Poker is a card game where players wager money against one another. It is typically played in a casino or at a private home, but it can also be found in many other places, including on the Internet. The game can be a lot of fun and can lead to a great deal of cash if you are good at it. There are many different strategies to win poker, and learning them is the key to becoming a successful player.
Poker was once a game of chance and luck, but it has evolved into a strategic game that requires skill and bluffing to win. The game has gained popularity in recent years, largely because of the rise of the World Series of Poker and other competitive events that have helped to popularize the game. Many people enjoy playing poker for recreational purposes, while others play it professionally.
A game of poker begins with each player receiving two cards face down. The dealer then deals three more cards face up on the board. These are called community cards and anyone can use them. After the first betting round is complete the dealer puts a fifth card on the board that anyone can use, this is called the river. After the final betting round is complete the winner of the hand is declared.
In a game of poker it is important to pay attention to your opponents and know what type of player they are. For example, you should recognize conservative players from aggressive players. Conservative players are more likely to fold early in a hand and can be bluffed into folding by more aggressive players. Aggressive players are risk-takers and often raise their bets without seeing how the other players react to their cards. These players can be difficult to read and should be avoided if possible.
To improve your poker game, you should practice by playing at a low stakes table and watching the other players. This will allow you to learn the other players’ mistakes and exploit them. It is also a great way to practice your poker strategy without losing any money.
You should always try to put your opponents on a specific range of hands. This will help you to predict what they will hold and how much they will be willing to bet. It will also help you to decide whether or not to call their bets.

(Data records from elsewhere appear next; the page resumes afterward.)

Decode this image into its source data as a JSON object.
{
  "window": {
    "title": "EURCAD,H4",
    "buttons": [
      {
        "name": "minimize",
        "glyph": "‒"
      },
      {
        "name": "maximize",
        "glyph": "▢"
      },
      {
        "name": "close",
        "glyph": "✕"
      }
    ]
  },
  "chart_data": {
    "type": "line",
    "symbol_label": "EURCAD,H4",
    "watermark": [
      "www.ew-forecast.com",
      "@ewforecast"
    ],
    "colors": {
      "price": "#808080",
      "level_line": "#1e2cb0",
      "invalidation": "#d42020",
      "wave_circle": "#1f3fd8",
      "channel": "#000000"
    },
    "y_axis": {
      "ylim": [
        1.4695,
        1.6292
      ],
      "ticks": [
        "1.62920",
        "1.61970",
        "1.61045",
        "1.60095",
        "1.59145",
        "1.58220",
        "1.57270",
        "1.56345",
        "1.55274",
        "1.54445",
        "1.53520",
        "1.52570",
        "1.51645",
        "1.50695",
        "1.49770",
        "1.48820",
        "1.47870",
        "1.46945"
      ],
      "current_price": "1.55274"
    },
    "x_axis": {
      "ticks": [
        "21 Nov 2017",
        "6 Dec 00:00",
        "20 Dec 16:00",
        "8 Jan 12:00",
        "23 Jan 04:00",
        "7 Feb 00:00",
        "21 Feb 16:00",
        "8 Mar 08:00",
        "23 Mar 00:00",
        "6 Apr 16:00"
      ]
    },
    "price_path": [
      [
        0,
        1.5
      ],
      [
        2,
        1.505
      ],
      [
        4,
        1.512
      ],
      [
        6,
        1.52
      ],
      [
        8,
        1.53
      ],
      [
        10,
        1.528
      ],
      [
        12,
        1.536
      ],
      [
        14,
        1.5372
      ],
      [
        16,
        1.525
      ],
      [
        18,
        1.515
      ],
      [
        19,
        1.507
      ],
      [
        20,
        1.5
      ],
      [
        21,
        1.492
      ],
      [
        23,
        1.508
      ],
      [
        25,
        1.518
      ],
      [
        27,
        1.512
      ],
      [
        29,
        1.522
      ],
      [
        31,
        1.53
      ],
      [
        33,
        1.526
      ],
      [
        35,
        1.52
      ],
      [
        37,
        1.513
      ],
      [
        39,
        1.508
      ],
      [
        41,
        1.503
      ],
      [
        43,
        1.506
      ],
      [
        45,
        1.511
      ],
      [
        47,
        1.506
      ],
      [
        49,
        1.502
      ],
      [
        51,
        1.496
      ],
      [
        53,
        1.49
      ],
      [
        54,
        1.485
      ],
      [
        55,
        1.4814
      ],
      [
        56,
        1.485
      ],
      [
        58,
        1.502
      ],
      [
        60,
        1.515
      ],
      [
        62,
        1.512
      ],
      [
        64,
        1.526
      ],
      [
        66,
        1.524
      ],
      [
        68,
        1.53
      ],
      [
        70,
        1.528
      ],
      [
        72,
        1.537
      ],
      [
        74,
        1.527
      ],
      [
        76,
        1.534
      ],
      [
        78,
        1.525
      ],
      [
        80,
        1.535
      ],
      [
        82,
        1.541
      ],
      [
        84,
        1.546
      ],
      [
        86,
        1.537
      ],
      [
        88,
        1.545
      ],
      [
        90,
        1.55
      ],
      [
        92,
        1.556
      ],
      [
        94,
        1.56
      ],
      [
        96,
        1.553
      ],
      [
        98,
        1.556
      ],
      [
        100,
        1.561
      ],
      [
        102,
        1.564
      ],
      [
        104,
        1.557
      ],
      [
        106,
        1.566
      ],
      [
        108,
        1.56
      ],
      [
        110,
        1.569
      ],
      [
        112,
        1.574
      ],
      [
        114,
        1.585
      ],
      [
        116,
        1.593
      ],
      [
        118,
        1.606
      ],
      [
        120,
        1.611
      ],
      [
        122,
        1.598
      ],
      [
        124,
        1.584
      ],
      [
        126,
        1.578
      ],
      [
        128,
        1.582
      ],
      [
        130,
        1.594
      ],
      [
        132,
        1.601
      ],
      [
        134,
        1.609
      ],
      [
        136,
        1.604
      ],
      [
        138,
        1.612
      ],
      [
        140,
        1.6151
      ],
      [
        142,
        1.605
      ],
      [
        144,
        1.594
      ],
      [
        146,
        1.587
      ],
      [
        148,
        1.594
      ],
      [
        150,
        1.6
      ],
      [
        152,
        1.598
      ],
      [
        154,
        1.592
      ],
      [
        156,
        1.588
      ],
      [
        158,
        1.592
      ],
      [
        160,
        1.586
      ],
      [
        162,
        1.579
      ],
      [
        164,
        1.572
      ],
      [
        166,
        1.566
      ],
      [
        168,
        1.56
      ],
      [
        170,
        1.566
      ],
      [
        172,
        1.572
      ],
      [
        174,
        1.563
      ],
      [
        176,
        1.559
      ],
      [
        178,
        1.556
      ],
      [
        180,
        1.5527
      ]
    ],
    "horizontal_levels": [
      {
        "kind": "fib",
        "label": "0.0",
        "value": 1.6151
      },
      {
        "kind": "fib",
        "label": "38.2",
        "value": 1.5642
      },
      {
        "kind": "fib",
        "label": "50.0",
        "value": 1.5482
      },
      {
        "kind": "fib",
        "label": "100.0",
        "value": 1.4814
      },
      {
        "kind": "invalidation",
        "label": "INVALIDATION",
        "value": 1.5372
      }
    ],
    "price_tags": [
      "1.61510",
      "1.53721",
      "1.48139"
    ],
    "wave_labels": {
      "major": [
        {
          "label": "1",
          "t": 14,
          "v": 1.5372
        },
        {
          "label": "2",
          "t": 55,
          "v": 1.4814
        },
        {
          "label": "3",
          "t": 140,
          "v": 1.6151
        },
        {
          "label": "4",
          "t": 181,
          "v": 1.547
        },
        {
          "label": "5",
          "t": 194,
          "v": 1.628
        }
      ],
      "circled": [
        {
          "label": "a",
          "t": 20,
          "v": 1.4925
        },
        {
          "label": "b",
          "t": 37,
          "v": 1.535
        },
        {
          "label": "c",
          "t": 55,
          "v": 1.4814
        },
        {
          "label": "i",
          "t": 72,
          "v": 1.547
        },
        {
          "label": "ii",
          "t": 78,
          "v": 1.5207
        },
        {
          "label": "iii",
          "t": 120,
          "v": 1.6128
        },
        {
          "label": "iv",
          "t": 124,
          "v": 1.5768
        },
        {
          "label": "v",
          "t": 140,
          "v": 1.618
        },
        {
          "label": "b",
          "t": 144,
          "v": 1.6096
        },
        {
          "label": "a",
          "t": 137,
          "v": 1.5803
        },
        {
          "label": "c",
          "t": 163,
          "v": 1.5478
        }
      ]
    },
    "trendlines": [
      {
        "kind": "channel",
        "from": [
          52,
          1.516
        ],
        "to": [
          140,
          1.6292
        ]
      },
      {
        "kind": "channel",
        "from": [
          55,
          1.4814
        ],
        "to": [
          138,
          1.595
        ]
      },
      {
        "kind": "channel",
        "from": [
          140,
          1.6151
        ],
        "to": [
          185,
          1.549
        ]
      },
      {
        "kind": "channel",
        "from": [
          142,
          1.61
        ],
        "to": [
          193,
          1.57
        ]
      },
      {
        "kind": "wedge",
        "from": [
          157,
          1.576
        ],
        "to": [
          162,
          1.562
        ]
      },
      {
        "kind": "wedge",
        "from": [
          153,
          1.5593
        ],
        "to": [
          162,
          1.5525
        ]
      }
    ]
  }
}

When you have a strong hand, you should bet aggressively. This will force weaker hands out of the pot and increase the value of your hand. You should always try to avoid calling a bet when you have a weak hand. Instead, if you have a strong hand, you should always make a bet and force your opponent to fold unless they have a very strong hand as well. This will also help you to build a pot quickly. This will also give you more chances to bluff and make your hand stronger.